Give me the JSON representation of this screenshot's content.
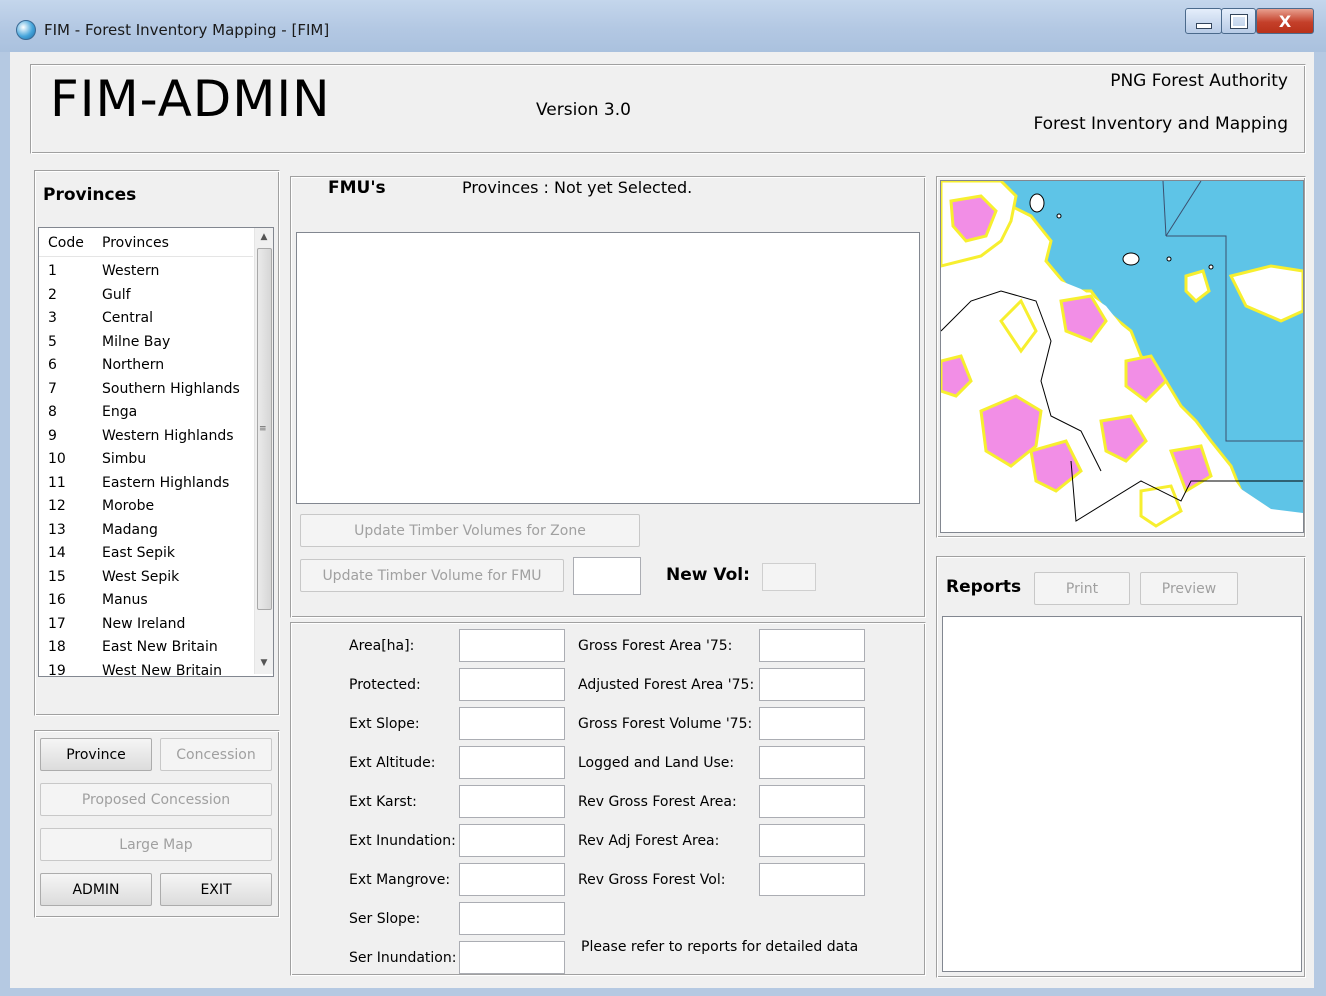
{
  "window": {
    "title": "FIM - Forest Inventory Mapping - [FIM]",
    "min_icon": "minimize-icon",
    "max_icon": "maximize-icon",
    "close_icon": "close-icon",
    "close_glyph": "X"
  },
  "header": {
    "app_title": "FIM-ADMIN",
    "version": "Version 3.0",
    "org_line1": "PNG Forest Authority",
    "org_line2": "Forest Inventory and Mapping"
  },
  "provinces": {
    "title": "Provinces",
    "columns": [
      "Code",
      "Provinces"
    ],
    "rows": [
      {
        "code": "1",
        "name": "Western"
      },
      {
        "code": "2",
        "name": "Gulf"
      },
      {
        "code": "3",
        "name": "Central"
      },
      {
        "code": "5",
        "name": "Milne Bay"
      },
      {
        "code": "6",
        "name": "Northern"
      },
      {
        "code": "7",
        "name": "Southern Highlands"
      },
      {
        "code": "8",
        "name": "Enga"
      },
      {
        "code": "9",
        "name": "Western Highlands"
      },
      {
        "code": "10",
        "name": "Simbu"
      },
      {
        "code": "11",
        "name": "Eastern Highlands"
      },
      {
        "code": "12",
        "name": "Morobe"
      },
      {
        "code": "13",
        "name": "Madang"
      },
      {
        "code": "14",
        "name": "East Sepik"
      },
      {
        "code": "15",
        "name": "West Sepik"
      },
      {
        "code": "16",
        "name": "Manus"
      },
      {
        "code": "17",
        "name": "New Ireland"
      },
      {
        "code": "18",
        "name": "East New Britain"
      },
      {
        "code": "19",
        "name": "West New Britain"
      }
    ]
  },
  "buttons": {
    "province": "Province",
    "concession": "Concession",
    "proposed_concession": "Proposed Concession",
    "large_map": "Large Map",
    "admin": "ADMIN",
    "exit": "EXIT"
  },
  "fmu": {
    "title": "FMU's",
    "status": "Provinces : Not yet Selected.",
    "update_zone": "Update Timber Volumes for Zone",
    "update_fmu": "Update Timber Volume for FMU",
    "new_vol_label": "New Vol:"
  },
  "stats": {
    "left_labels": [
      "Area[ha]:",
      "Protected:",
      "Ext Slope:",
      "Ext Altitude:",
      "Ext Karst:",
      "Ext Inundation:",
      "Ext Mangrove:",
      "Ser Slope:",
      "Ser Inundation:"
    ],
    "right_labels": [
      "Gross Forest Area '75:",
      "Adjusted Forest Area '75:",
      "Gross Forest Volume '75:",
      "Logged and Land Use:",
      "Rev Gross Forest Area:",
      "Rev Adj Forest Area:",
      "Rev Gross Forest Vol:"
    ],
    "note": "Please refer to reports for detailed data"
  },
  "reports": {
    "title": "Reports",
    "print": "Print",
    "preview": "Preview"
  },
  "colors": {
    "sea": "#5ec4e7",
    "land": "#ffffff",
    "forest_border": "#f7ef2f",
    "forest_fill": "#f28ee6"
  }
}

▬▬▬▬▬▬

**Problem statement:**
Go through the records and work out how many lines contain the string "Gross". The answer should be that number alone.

**Output for this exercise:**
4